June 20

Captain William T. C. Grower promoted to major

June 25-July 1

Seven days before Richmond. The regiment was cut off from the main army and forced to retreat under General Stoneman to White House

June 26-July 2

Operations about White House Landing

June 28

Embarked at White House under cover of gunboats, losing 3 enlisted men wounded

July 1

Reached Yorktown and transferred from gunboats to steamboat Catskill, to the tug Adriatic, and finally to the steamer Kennebec, arriving at Harrisons Landing


Duty at Harrison's Landing

One man was killed by artillery fire

August 14

Left Harrison's Landing at midnight, crossing the Chickahominy

August 15

Marched through Williamsburg

August 16

Reached Yorktown

August 17

Marched 17 miles toward Newport News

August 19

Embarked on the steamer Knickerbocker, which ranaground at the mouth of the Potomac. Transferred to the Alice Price.

August 20

Landed at Aquia Creek

August 21

Moved by rail to Fredericksburg, then marched to Warrenton and Manassas

August 28-
September 2

Pope's Campaign in Northern Virginia

August 30

Second Battle of Bull Run

Led the advance of Butterfield's Brigade at Groveton. Three color bearers were shot down and both flagstaffs shot to pieces.


The regiment lost:

Captains Isaac Blauvelt of Company K, James Demerest of Company G and Andrew Willson of Company I, Lieutenant James Reed of Company K and 33 enlisted men killed or mortally wounded


Major William Grower, Adjutant Waldo Sprague, Captains John Burleigh of Company D, Terrance Foley of Company A and Joel Martin of Company H and Lieutenants Cornelius Green of Company D and Joseph Morey of Company K and 92 enlisted men wounded


46 enlisted men missing or captured

September 6-22

Maryland Campaign

September 12

Left camp at Fairfax Seminary and Hall's Hill, crossed the Potomac and passed through Washington and Georgetown.

September 13

Marched through Rockville

September 14

Reached Frederick

September 15

Camped near South Mountain

September 16
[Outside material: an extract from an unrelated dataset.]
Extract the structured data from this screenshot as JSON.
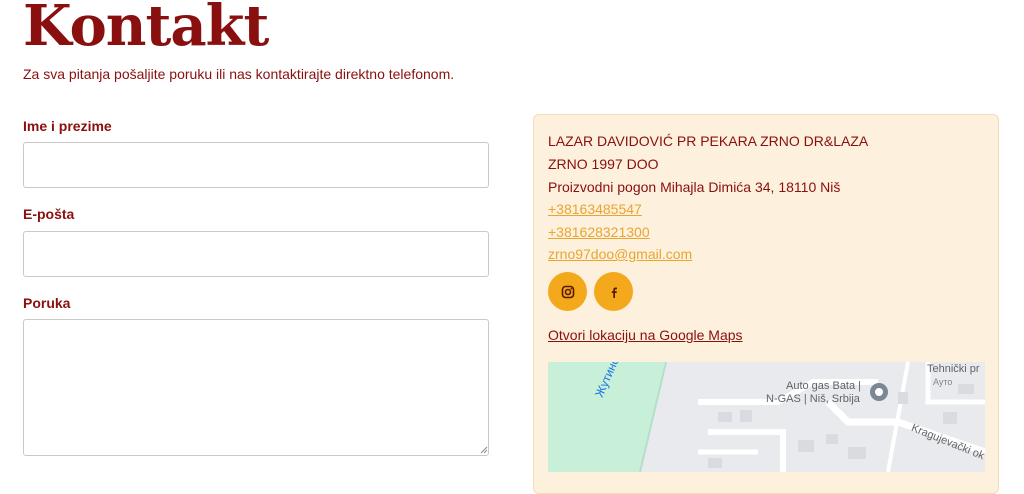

Arrived near Antietam battleground

September 16-17

Battle of Antietam

Commanded by Lieutenant Colonel Nelson B. Bartram, the regiment was in reserve and suffered no casualties.

September 19


September - October

Duty at Sharpsburg, Md. picketing the Potomac

October 30-
November 17

Movement to Falmouth, Va.

October 30

Moved toward Harpers Ferry

October 31

Passed through Harpers Ferry and to the Blue Mountains

November 2

Moved on Leesburg Turpike to Woodgrove, then to Snickersville and Snicker's Gap

November 6

Moved toward Middleburg on the Alexandria Road, but went into camp due to a severe snow storm

November 8

Marched to New Baltimore along the Orange & Alexandria Railroad, then to Warrenton

November 17

Moved to Warrenton Junction

November 18-24

Moved to Falmouth

December 11

Left camp and crossed the Rappahannock

December 12-15

Battle of Fredericksburg

The regiment lost Adjutant George Wilson and 2 enlisted men mortally wounded, 2 officers and 9 enlisted men wounded, and 5 enlisted men missing or captured

December 29-30

Expedition to Richards' and Ellis' Fords, Rappahannock River


January 20-24

"Mud March"


At Falmouth

April 27-May 6

Chancellorsville Campaign

The regiment lost 1 man killed and 4 wounded at U. S. Ford, which it was the last regiment to cross covering the retreat of the army

May 1-5

Battle of Chancellorsville

May 13

Three years' men were detached and assigned to a Battalion of New York Volunteers under Captain Hudson, which became part of the 146th New York

May 18

Left for New York to muster out

May 22

Regiment mustered out under Colonel Lansing, Lieutenant Colonel Bartram

About the Author • ©2015 Steve Hawks